Your answer must be the listing repeated word for word, without its pictures.

=== Begin Enclosure ===

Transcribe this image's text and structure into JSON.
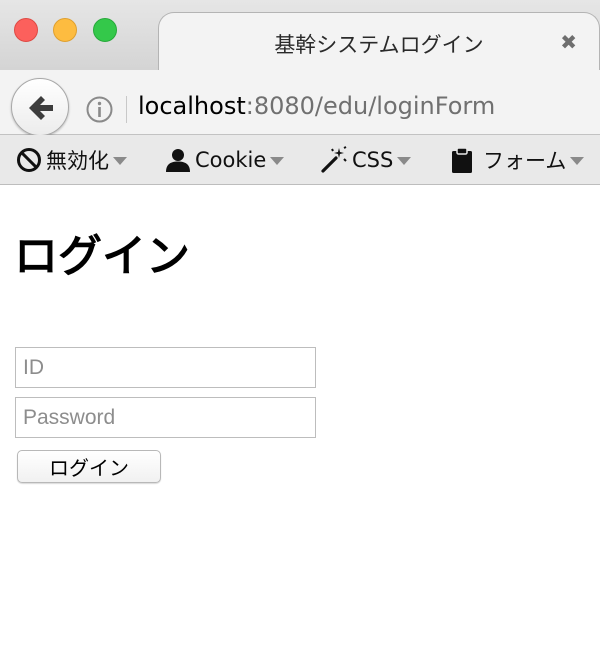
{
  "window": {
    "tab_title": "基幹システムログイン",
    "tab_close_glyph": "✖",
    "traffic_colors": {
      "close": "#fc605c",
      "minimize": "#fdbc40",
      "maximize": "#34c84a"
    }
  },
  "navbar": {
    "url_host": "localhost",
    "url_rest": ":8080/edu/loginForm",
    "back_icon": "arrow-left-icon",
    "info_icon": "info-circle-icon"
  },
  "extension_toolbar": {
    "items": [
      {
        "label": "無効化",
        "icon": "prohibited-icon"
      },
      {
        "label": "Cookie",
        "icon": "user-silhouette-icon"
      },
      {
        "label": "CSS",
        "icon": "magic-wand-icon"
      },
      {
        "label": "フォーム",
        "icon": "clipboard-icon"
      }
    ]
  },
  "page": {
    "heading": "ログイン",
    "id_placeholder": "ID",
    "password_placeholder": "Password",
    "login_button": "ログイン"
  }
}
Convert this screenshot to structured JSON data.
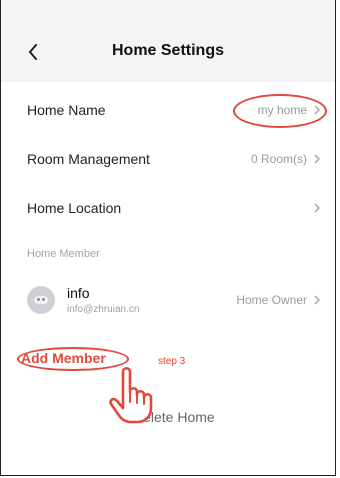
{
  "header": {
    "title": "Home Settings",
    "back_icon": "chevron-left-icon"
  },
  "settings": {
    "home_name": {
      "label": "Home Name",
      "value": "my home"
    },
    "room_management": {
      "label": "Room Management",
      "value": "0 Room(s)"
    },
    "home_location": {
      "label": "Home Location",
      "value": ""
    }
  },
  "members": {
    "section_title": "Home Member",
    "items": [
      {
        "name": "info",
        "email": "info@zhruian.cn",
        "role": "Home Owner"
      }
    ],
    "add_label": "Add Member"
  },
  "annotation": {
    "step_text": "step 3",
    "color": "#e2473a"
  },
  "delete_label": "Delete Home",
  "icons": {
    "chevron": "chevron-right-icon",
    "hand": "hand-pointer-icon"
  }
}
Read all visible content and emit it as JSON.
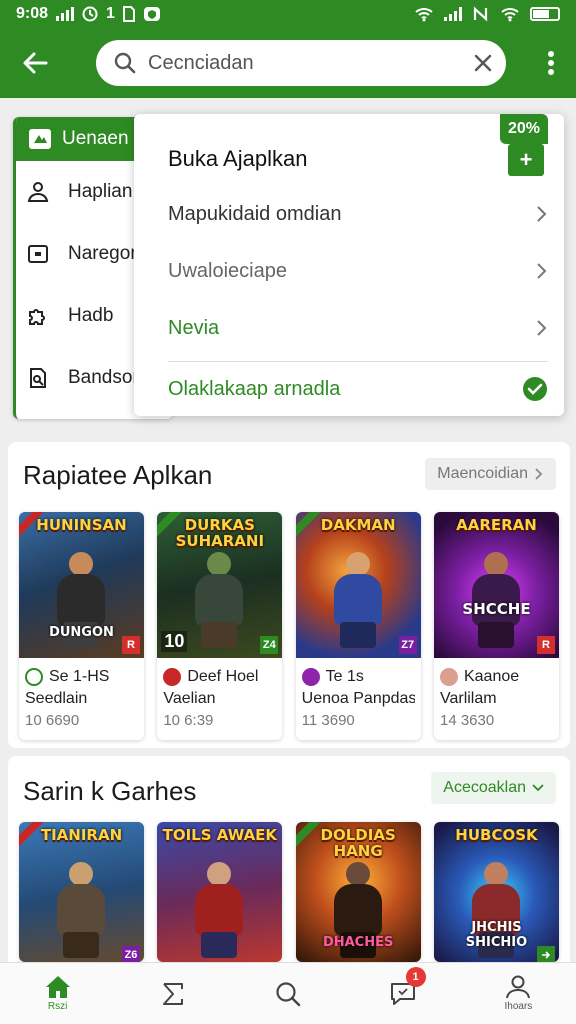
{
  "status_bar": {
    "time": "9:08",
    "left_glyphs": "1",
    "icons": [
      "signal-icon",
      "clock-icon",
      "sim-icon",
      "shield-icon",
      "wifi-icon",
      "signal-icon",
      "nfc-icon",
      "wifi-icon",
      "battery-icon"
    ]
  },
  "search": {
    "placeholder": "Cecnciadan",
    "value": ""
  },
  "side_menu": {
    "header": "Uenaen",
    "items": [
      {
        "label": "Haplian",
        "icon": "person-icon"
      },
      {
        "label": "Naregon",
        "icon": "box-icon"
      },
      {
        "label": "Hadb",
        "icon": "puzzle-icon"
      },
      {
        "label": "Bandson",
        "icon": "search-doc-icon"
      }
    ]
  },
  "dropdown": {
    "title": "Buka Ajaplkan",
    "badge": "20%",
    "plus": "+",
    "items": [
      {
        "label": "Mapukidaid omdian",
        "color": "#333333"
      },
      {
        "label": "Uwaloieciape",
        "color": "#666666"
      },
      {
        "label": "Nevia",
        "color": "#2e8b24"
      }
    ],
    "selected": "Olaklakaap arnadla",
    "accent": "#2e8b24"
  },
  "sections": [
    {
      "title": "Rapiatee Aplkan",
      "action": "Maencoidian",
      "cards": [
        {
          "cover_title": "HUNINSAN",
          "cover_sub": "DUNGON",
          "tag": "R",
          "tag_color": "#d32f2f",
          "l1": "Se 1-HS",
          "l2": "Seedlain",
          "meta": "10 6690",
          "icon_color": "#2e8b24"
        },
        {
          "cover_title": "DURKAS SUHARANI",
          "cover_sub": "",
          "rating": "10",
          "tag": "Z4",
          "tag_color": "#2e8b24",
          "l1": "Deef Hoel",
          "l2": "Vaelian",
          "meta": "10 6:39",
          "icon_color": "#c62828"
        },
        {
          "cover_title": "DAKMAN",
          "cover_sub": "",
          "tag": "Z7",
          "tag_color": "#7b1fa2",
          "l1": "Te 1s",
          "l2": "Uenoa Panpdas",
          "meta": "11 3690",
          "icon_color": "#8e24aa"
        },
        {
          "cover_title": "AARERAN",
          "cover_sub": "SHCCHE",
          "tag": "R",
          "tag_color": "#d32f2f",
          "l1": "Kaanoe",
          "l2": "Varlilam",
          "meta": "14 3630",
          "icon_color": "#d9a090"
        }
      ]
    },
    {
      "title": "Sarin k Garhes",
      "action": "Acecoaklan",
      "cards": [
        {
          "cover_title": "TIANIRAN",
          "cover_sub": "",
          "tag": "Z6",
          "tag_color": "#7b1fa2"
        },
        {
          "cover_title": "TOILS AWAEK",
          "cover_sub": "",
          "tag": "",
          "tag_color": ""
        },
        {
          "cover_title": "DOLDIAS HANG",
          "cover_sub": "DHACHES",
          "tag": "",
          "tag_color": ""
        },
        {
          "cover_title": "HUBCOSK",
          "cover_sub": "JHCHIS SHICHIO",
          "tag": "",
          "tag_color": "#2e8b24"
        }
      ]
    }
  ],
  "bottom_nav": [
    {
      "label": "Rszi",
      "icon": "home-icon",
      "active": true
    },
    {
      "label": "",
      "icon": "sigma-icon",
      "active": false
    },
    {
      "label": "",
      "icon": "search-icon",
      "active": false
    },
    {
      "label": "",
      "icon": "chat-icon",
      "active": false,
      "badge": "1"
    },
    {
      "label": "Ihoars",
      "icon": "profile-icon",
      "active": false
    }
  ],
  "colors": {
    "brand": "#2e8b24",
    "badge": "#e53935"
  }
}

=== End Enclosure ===

[EXERCISE OUTPUT]
Transcribe this image's text and structure into JSON.
{
  "window": {
    "tab_title": "基幹システムログイン",
    "tab_close_glyph": "✖",
    "traffic_colors": {
      "close": "#fc605c",
      "minimize": "#fdbc40",
      "maximize": "#34c84a"
    }
  },
  "navbar": {
    "url_host": "localhost",
    "url_rest": ":8080/edu/loginForm",
    "back_icon": "arrow-left-icon",
    "info_icon": "info-circle-icon"
  },
  "extension_toolbar": {
    "items": [
      {
        "label": "無効化",
        "icon": "prohibited-icon"
      },
      {
        "label": "Cookie",
        "icon": "user-silhouette-icon"
      },
      {
        "label": "CSS",
        "icon": "magic-wand-icon"
      },
      {
        "label": "フォーム",
        "icon": "clipboard-icon"
      }
    ]
  },
  "page": {
    "heading": "ログイン",
    "id_placeholder": "ID",
    "password_placeholder": "Password",
    "login_button": "ログイン"
  }
}
Convert this screenshot to structured JSON data.
{
  "header": {
    "title": "Home Settings",
    "back_icon": "chevron-left-icon"
  },
  "settings": {
    "home_name": {
      "label": "Home Name",
      "value": "my home"
    },
    "room_management": {
      "label": "Room Management",
      "value": "0 Room(s)"
    },
    "home_location": {
      "label": "Home Location",
      "value": ""
    }
  },
  "members": {
    "section_title": "Home Member",
    "items": [
      {
        "name": "info",
        "email": "info@zhruian.cn",
        "role": "Home Owner"
      }
    ],
    "add_label": "Add Member"
  },
  "annotation": {
    "step_text": "step 3",
    "color": "#e2473a"
  },
  "delete_label": "Delete Home",
  "icons": {
    "chevron": "chevron-right-icon",
    "hand": "hand-pointer-icon"
  }
}
Read all visible content and emit it as JSON.
{
  "status_bar": {
    "time": "9:08",
    "left_glyphs": "1",
    "icons": [
      "signal-icon",
      "clock-icon",
      "sim-icon",
      "shield-icon",
      "wifi-icon",
      "signal-icon",
      "nfc-icon",
      "wifi-icon",
      "battery-icon"
    ]
  },
  "search": {
    "placeholder": "Cecnciadan",
    "value": ""
  },
  "side_menu": {
    "header": "Uenaen",
    "items": [
      {
        "label": "Haplian",
        "icon": "person-icon"
      },
      {
        "label": "Naregon",
        "icon": "box-icon"
      },
      {
        "label": "Hadb",
        "icon": "puzzle-icon"
      },
      {
        "label": "Bandson",
        "icon": "search-doc-icon"
      }
    ]
  },
  "dropdown": {
    "title": "Buka Ajaplkan",
    "badge": "20%",
    "plus": "+",
    "items": [
      {
        "label": "Mapukidaid omdian",
        "color": "#333333"
      },
      {
        "label": "Uwaloieciape",
        "color": "#666666"
      },
      {
        "label": "Nevia",
        "color": "#2e8b24"
      }
    ],
    "selected": "Olaklakaap arnadla",
    "accent": "#2e8b24"
  },
  "sections": [
    {
      "title": "Rapiatee Aplkan",
      "action": "Maencoidian",
      "cards": [
        {
          "cover_title": "HUNINSAN",
          "cover_sub": "DUNGON",
          "tag": "R",
          "tag_color": "#d32f2f",
          "l1": "Se 1-HS",
          "l2": "Seedlain",
          "meta": "10 6690",
          "icon_color": "#2e8b24"
        },
        {
          "cover_title": "DURKAS SUHARANI",
          "cover_sub": "",
          "rating": "10",
          "tag": "Z4",
          "tag_color": "#2e8b24",
          "l1": "Deef Hoel",
          "l2": "Vaelian",
          "meta": "10 6:39",
          "icon_color": "#c62828"
        },
        {
          "cover_title": "DAKMAN",
          "cover_sub": "",
          "tag": "Z7",
          "tag_color": "#7b1fa2",
          "l1": "Te 1s",
          "l2": "Uenoa Panpdas",
          "meta": "11 3690",
          "icon_color": "#8e24aa"
        },
        {
          "cover_title": "AARERAN",
          "cover_sub": "SHCCHE",
          "tag": "R",
          "tag_color": "#d32f2f",
          "l1": "Kaanoe",
          "l2": "Varlilam",
          "meta": "14 3630",
          "icon_color": "#d9a090"
        }
      ]
    },
    {
      "title": "Sarin k Garhes",
      "action": "Acecoaklan",
      "cards": [
        {
          "cover_title": "TIANIRAN",
          "cover_sub": "",
          "tag": "Z6",
          "tag_color": "#7b1fa2"
        },
        {
          "cover_title": "TOILS AWAEK",
          "cover_sub": "",
          "tag": "",
          "tag_color": ""
        },
        {
          "cover_title": "DOLDIAS HANG",
          "cover_sub": "DHACHES",
          "tag": "",
          "tag_color": ""
        },
        {
          "cover_title": "HUBCOSK",
          "cover_sub": "JHCHIS SHICHIO",
          "tag": "",
          "tag_color": "#2e8b24"
        }
      ]
    }
  ],
  "bottom_nav": [
    {
      "label": "Rszi",
      "icon": "home-icon",
      "active": true
    },
    {
      "label": "",
      "icon": "sigma-icon",
      "active": false
    },
    {
      "label": "",
      "icon": "search-icon",
      "active": false
    },
    {
      "label": "",
      "icon": "chat-icon",
      "active": false,
      "badge": "1"
    },
    {
      "label": "Ihoars",
      "icon": "profile-icon",
      "active": false
    }
  ],
  "colors": {
    "brand": "#2e8b24",
    "badge": "#e53935"
  }
}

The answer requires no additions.